Dear Friends and Family,
As you know, we’re nearing the end of our foster parent training! Thank you for all of your support and love through this process. We are so blessed to have family and friends who have helped see us through to this point. Very soon the real work begins, and we’re going to need that love and support more than ever.
We know that our decision to foster will affect you as well, and we are hoping that this email will help to answer some of your questions and set us all up for success in helping these little people through this rocky patch in their lives.
We’ll tell you now that we’re sorry this is so long, and we’re sorry it sounds so bossy. We were trying to keep it as brief as possible, so it may sound a little “short” in some places. But know that we love you, and we don’t mean for it to sound “short.” If you have any questions, please don’t hesitate to ask – we love talking about this stuff! Otherwise, we’ll let you know as soon as we get our first placement!
Placements to Expect
We anticipate being fully licensed and waiting for a placement by the end of next week. (OMG!) We are open to one to two foster kids, ages birth through five years old. We’re open to any gender or race. We could get a call for a placement the day that we’re licensed or it could be several weeks or even months before we get a call. The kids could be staying with us anywhere from a few days to several years.

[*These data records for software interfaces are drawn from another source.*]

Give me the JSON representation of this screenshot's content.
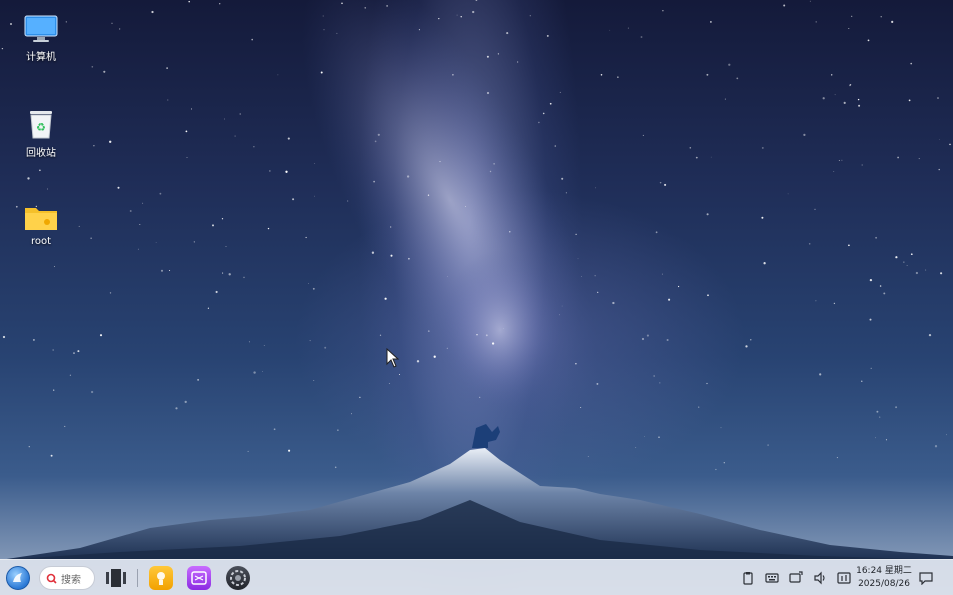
{
  "desktop": {
    "icons": [
      {
        "label": "计算机",
        "icon": "computer-icon"
      },
      {
        "label": "回收站",
        "icon": "trash-icon"
      },
      {
        "label": "root",
        "icon": "folder-icon"
      }
    ]
  },
  "taskbar": {
    "launcher_icon": "launcher-icon",
    "search": {
      "placeholder": "搜索"
    },
    "pinned_apps": [
      {
        "icon": "multitask-view-icon"
      },
      {
        "icon": "yellow-app-icon"
      },
      {
        "icon": "purple-app-icon"
      },
      {
        "icon": "settings-app-icon"
      }
    ],
    "tray": [
      "clipboard-icon",
      "keyboard-icon",
      "screen-cast-icon",
      "volume-icon",
      "monitor-icon"
    ],
    "clock": {
      "time": "16:24 星期二",
      "date": "2025/08/26"
    },
    "notification_icon": "notification-icon"
  },
  "colors": {
    "folder": "#f5c02a",
    "monitor": "#2f8fe8",
    "taskbar": "#dce2ec"
  }
}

When we get a placement we will of course share with you the children’s names, ages, birthdates, personalities, and other such details. However the family history, reasons for placement, medical status, and other aspects of the foster children’s lives are confidential and we will not be able to share these details with you.
DCFS policy is that pictures of foster children may not be posted online. We won’t be able to post or email pictures of the kids, and we’ll need your cooperation in not posting pictures that you may take of the kids.
Inclusion in Family & Gift Giving Policy
Other than confidentiality issues, we will treat these children as members of our family. We must insist that everyone respect this policy. The foster children will be treated equally to how our biological children are treated, especially when it comes to holidays, birthdays, or other gift-giving occasions. We never expect gifts for any of our children. But if you choose to give gifts, you’ll need to plan to give equally to all of the kids who are in our care at that time.
Behavior and Discipline
You may observe unusual or seemingly alarming behaviors from the foster children. Accordingly, you may also see us utilizing some unusual discipline techniques (varying from very easy-going to very strict). We ask you to remember that we’re working with a team of professionals on a behavioral and discipline plan tailored to each individual child. If you have concerns that you feel the need to discuss with us, please bring them up in private, away from the child. Comments like “Oh, can’t she just have the ice cream,” when said right in front of the child, can result in a major setback.
Also, DCFS law states that ONLY the foster parents are allowed to discipline the foster child. If you’ll be spending time with the kids, it will be very important for you to understand and adhere to this policy.
Holidays and Special Events
We LOVE seeing all of our friends and family for holidays and special occasions and certainly hope to be able to incorporate our foster children into these cherished events. However, some foster children may have difficulty with the stress of large groups, new people, new food, and higher expectations for behavior. We ask for your patience and understanding when we may have to miss an event, arrive late, leave early, or perhaps one parent has to stay home with a foster child.
What Do They Call Us?
Our foster children will have the option of calling us by our first names or “mom and dad.” We’ll invite them to address you with the same terms that our biological children use (grandma, grandpa, aunt, uncle, etc.).
What Do We Call Them?
No child wants to be known as “the foster kid.” We will refer to any children in our care as our kids, our son, our daughter. We ask you to please be sensitive to this, and do not refer to a child or introduce them as a “foster child,” particularly in that child’s presence. Feel free to refer to them as you would with our biological children (my grandchild, niece, nephew, etc.). Or, if that isn’t comfortable for you, you can refer to them as our child (my brother’s son, my friend’s daughter, etc.).
About Building Attachments
The question is sometimes raised with foster care if it isn’t detrimental to encourage children to become attached to their foster family. In fact, there was a time about 20 years ago when foster children were intentionally moved to new foster homes on a regular basis to avoid this attachment. We now know that learning to build attachments is one of the most important elements to living a happy and satisfied life. As children bond with us they gradually learn the joy that comes from bonding and how to trust safe adults, and it builds their sense of self-worth. If the child can learn to attach successfully, they can then repeat that attachment process with others throughout their life. This is a vital process, even if they are not with us forever.
The challenge is for us to bond, fearing the pain of losing the relationship when they leave. We expect that you may have this fear as well, but we ask for you to keep the children’s best interests in mind, and open your heart to them.